On the add occasion, contrast comes close to being intentionally blown-out. Likewise, blacks are deep and dark, and for the most part, there's plenty of shadow detail. Blacks are clipped both sparingly and deliberately which also enhances the story-telling.
With my projector producing a reasonably faithful 2.3 gamma curve, the SDR Blu-ray picture produced a pleasing sense of dimensionality.
Anabelle Creation’s excellent video transfer is accompanied by an equally capable Dolby Atmos (Dolby True HD 7.1 at 48kbs per second ) soundtrack which has been expertly crafted to enhance the storytelling.
It's a soundtrack which wastes no time in conveying the overall mood of the film. As the Warner Brother’s logo appears, the aforementioned sounds of discordant trumpets help carry the sense of foreboding and dread.
While the soundtrack is extremely effective at doing its job, for much of the film the soundstage is limited to the front speakers and often focused on the centre speaker.
The surround and overhead speakers are called into play sparingly. This enhances environmental cues and the film’s score, even if the soundtrack often comes across as a little ‘quiet’, particularly early on.
Despite this, vocals remained clear and intelligible throughout the film.
Be warned though, the quietness of the soundtrack can lull you into a false sense of security. Just like Annabelle, the Dolby Atmos soundtrack has a knack of creeping up on you.
During the film’s scarier moments, the sound spreads to take full advantage of all the speakers at's disposal for a truly immersive experience. The soundtrack is dynamic, reinforcing the abundant jump scares with more than enough bass to keep your sub(s) busy.
Overall, a great follow-up to Annabelle, and the perfect film to break-out this Halloween.
You can buy Annabelle Creation here.

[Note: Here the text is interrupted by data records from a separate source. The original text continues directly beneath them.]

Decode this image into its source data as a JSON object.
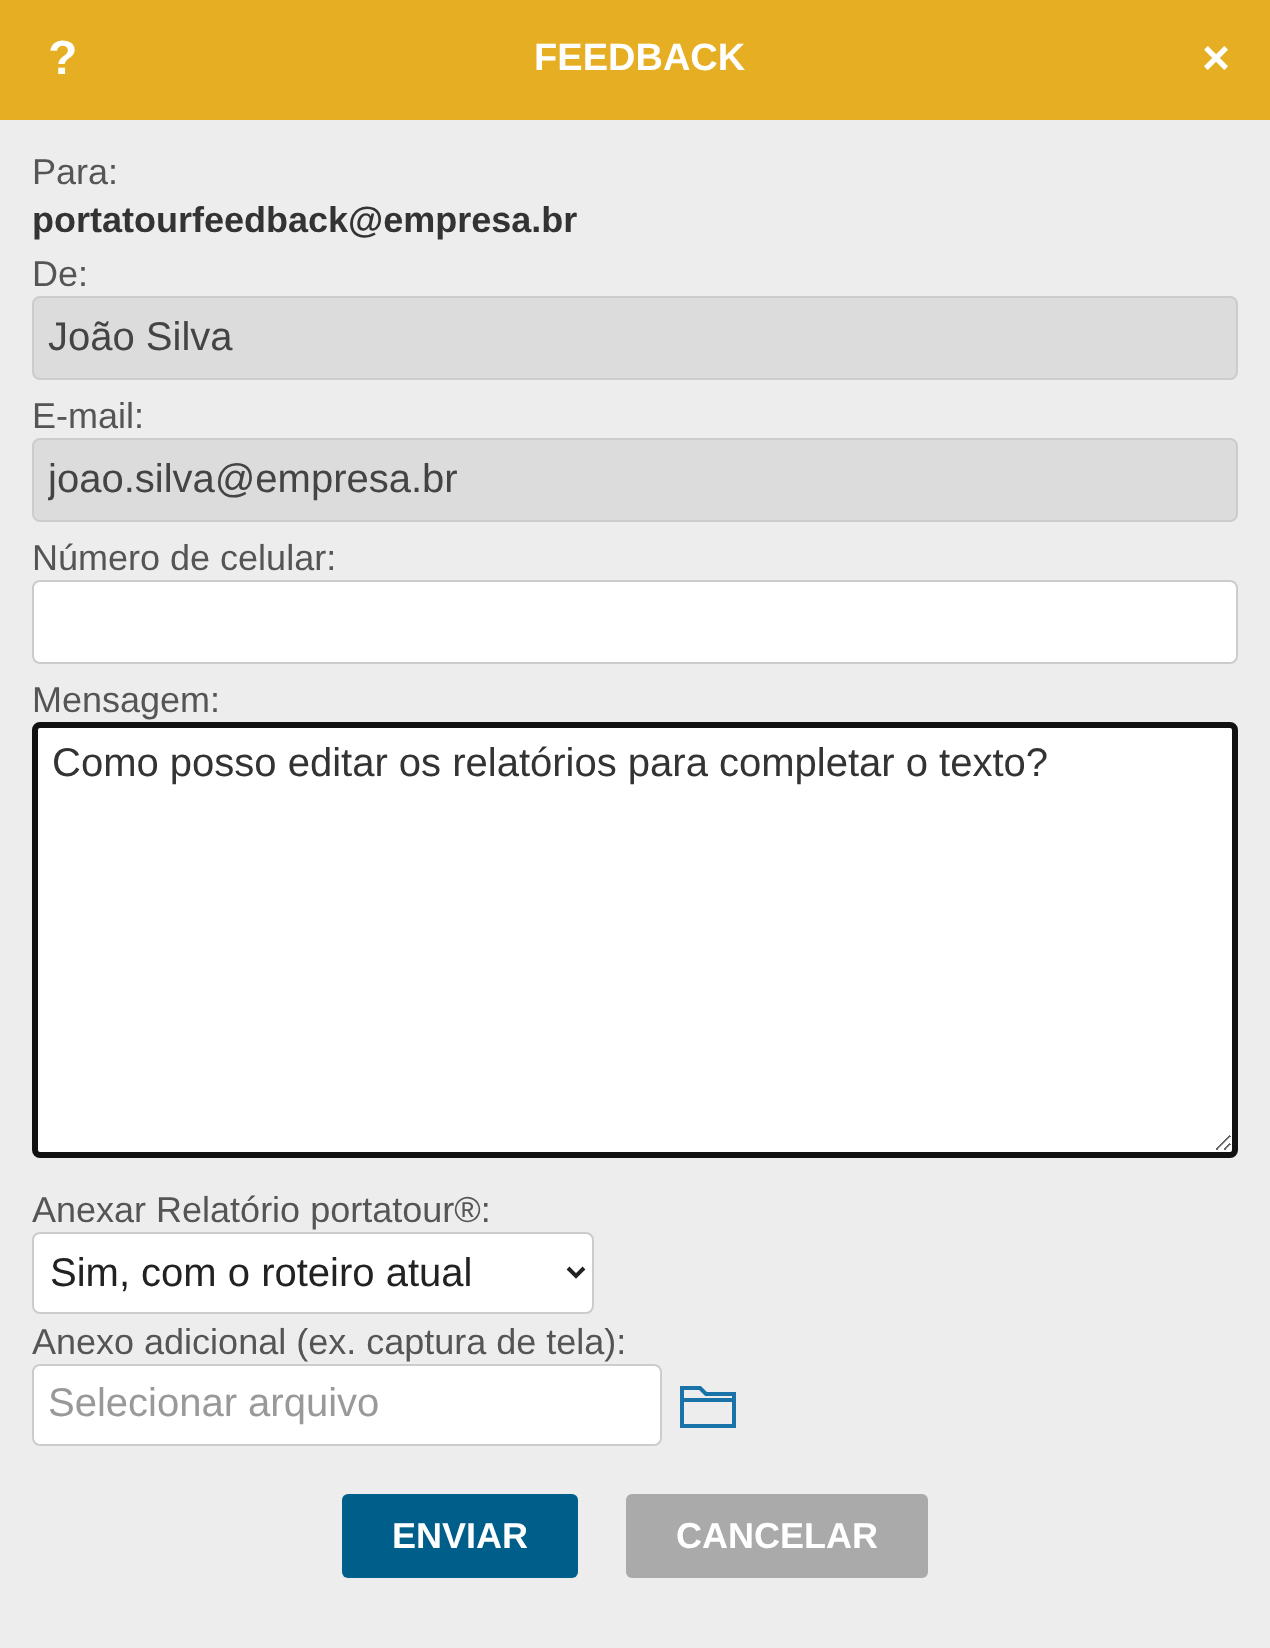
{
  "header": {
    "help": "?",
    "title": "FEEDBACK",
    "close": "×"
  },
  "to": {
    "label": "Para:",
    "value": "portatourfeedback@empresa.br"
  },
  "fields": [
    {
      "kind": "text",
      "label": "De:",
      "value": "João Silva",
      "disabled": true
    },
    {
      "kind": "text",
      "label": "E-mail:",
      "value": "joao.silva@empresa.br",
      "disabled": true
    },
    {
      "kind": "text",
      "label": "Número de celular:",
      "disabled": false
    },
    {
      "kind": "textarea",
      "label": "Mensagem:",
      "value": "Como posso editar os relatórios para completar o texto?",
      "focused": true
    },
    {
      "kind": "select",
      "label": "Anexar Relatório portatour®:",
      "value": "Sim, com o roteiro atual"
    },
    {
      "kind": "file",
      "label": "Anexo adicional (ex. captura de tela):",
      "placeholder": "Selecionar arquivo"
    }
  ],
  "buttons": [
    {
      "label": "ENVIAR",
      "kind": "primary"
    },
    {
      "label": "CANCELAR",
      "kind": "secondary"
    }
  ]
}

As the owner of Adelaide based ‘Clarity Audio & Video Calibration’, Tony is a certified ISF Calibrator. Tony is an accomplished Audio-Visual reviewer specialising in theatre and visual products.